Sep 20, 2013 Philip Burgess
The debt collection industry has come under increased scrutiny in the past several years, especially as the economic recession led to a higher volume of outstanding loans than ever before. Agencies need to ensure that they are following the best practices and regulatory compliance statutes, such as those under the Fair Debt Collection Practices Act (FDCPA), to avoid sanctions, fines and other issues.
Though the Federal Trade Commission experienced a massive increase in the number of complaints filed against debt collectors last year, many of these communications have yet to be substantiated. Regulatory entities, as well as law enforcement agencies, are beginning to identify fraudulent collection efforts coming from the United States and abroad that threaten businesses and consumers across the country.

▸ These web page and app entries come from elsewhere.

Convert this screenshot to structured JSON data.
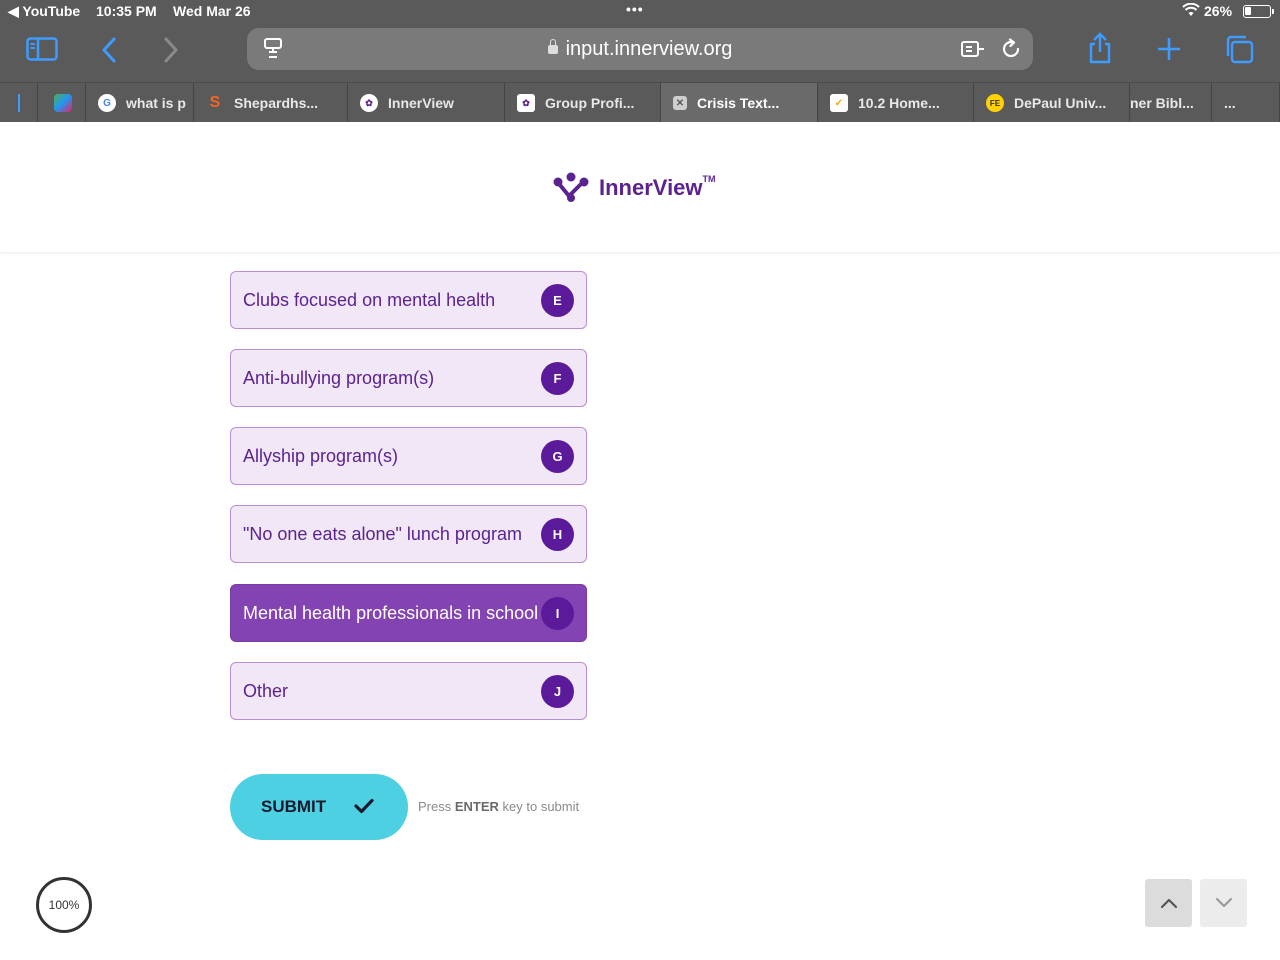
{
  "status_bar": {
    "back_app": "◀ YouTube",
    "time": "10:35 PM",
    "date": "Wed Mar 26",
    "battery_percent": "26%"
  },
  "browser": {
    "url": "input.innerview.org",
    "tabs": [
      {
        "label": "what is p",
        "icon": "google-icon"
      },
      {
        "label": "Shepardhs...",
        "icon": "s-logo-icon"
      },
      {
        "label": "InnerView",
        "icon": "innerview-icon"
      },
      {
        "label": "Group Profi...",
        "icon": "innerview-icon"
      },
      {
        "label": "Crisis Text...",
        "icon": "close-icon",
        "active": true
      },
      {
        "label": "10.2 Home...",
        "icon": "check-icon"
      },
      {
        "label": "DePaul Univ...",
        "icon": "depaul-icon"
      },
      {
        "label": "ner Bibl...",
        "icon": ""
      },
      {
        "label": "...",
        "icon": ""
      }
    ]
  },
  "header": {
    "brand": "InnerView",
    "trademark": "TM"
  },
  "options": [
    {
      "label": "Clubs focused on mental health",
      "key": "E",
      "selected": false
    },
    {
      "label": "Anti-bullying program(s)",
      "key": "F",
      "selected": false
    },
    {
      "label": "Allyship program(s)",
      "key": "G",
      "selected": false
    },
    {
      "label": "\"No one eats alone\" lunch program",
      "key": "H",
      "selected": false
    },
    {
      "label": "Mental health professionals in school",
      "key": "I",
      "selected": true
    },
    {
      "label": "Other",
      "key": "J",
      "selected": false
    }
  ],
  "submit": {
    "label": "SUBMIT",
    "hint_prefix": "Press ",
    "hint_key": "ENTER",
    "hint_suffix": " key to submit"
  },
  "progress": {
    "label": "100%",
    "value": 1.0
  },
  "colors": {
    "brand_purple": "#5b2390",
    "option_bg": "#f1e7f6",
    "selected_bg": "#8443b3",
    "submit_bg": "#4dd0e1"
  }
}
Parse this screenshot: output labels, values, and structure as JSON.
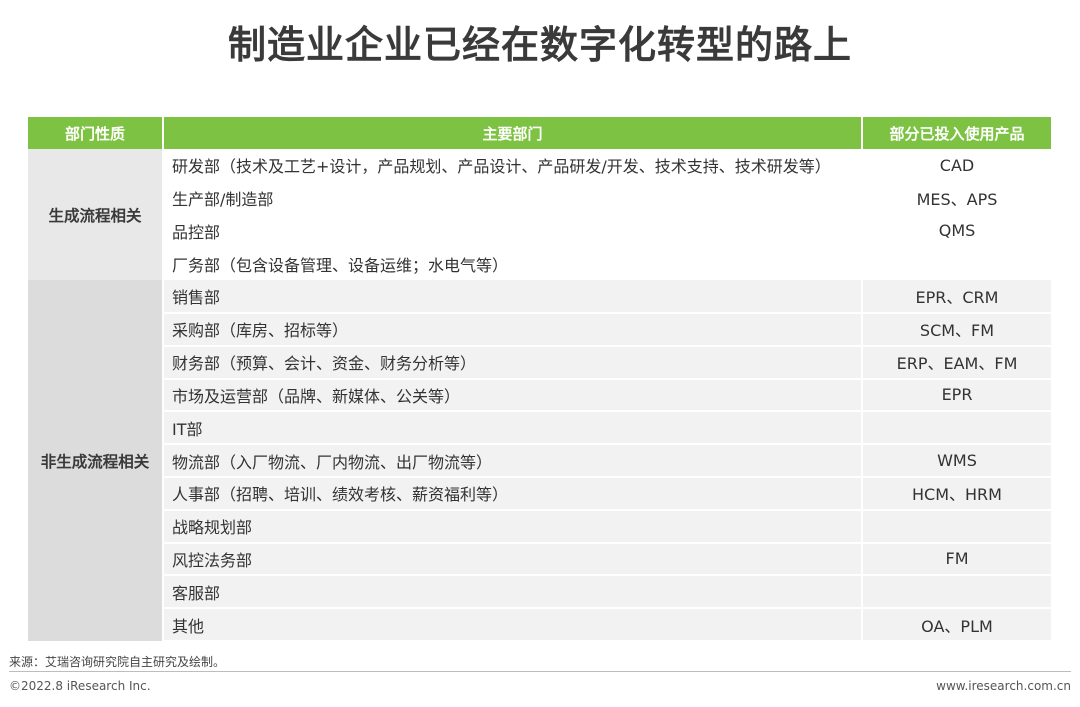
{
  "title": "制造业企业已经在数字化转型的路上",
  "table": {
    "headers": [
      "部门性质",
      "主要部门",
      "部分已投入使用产品"
    ],
    "groups": [
      {
        "category": "生成流程相关",
        "rows": [
          {
            "dept": "研发部（技术及工艺+设计，产品规划、产品设计、产品研发/开发、技术支持、技术研发等）",
            "products": "CAD"
          },
          {
            "dept": "生产部/制造部",
            "products": "MES、APS"
          },
          {
            "dept": "品控部",
            "products": "QMS"
          },
          {
            "dept": "厂务部（包含设备管理、设备运维；水电气等）",
            "products": ""
          }
        ]
      },
      {
        "category": "非生成流程相关",
        "rows": [
          {
            "dept": "销售部",
            "products": "EPR、CRM"
          },
          {
            "dept": "采购部（库房、招标等）",
            "products": "SCM、FM"
          },
          {
            "dept": "财务部（预算、会计、资金、财务分析等）",
            "products": "ERP、EAM、FM"
          },
          {
            "dept": "市场及运营部（品牌、新媒体、公关等）",
            "products": "EPR"
          },
          {
            "dept": "IT部",
            "products": ""
          },
          {
            "dept": "物流部（入厂物流、厂内物流、出厂物流等）",
            "products": "WMS"
          },
          {
            "dept": "人事部（招聘、培训、绩效考核、薪资福利等）",
            "products": "HCM、HRM"
          },
          {
            "dept": "战略规划部",
            "products": ""
          },
          {
            "dept": "风控法务部",
            "products": "FM"
          },
          {
            "dept": "客服部",
            "products": ""
          },
          {
            "dept": "其他",
            "products": "OA、PLM"
          }
        ]
      }
    ]
  },
  "footer": {
    "source": "来源：艾瑞咨询研究院自主研究及绘制。",
    "copyright": "©2022.8 iResearch Inc.",
    "website": "www.iresearch.com.cn"
  },
  "colors": {
    "header_green": "#7dc242",
    "category_gray": "#e8e8e8",
    "row_stripe": "#f2f2f2"
  }
}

BBB speaks out
WIFR 23 News recently reported that the U.S. Better Business Bureau (BBB) has issued a warning to consumers and businesses as the result of an increase in fraudulent debt collection scams. Agencies operating in the sector need to know about these actions, and would do well to educate clients regarding the risks of fake collection firms.
The news provider explained that there were 782 complaints filed by businesses and residents in California between 2011 and 2012, while another 926 were recorded between last year and this September, representing an increase of 84 percent. These complaints were specifically targeted at fraudulent practices and scams coming from a variety of yet to be identified criminals.
According to the source, some of the most telling signs of a scam include high-pressure tactics that are meant to intimidate the recipient of the call, as well as persistent requests for financial data and other potentially sensitive information. Officials at the BBB have urged companies and consumers to report any instances of these types of communications immediately to try and eradicate the issue.
Additionally, the BBB stated that debt collectors always need to verify the debt, as well as their own contact information, when the consumer or business requests such data. If the caller refuses to do so, they are likely not real collectors but scam artists who are only trying to steal information that can be used to levy finances or compromise identities.
"If people call pretending to be debt collectors, consumers can be at high risk of identity theft," Dennis Horton, director of the BBB's Rockford, Calif. Regional Office, explained, according to WIFR 23 News. "Consumers have to be cautious with these callers and must never give out personal information with people they do not know."
Real agencies must align with the law
Proper collection agencies should always ensure that their staff members understand the entirety of the FDCPA, as well as any state or industry-specific regulations that might cover their communications. Though the aforementioned practices are more commonly perpetrated by fraudulent parties, even real agencies will sometimes use these tactics.
To avoid crippling fines, sanctions, hurt reputations and potentially lost funds, companies should always consider using a debt collection agency that has proven its value and handle on the law.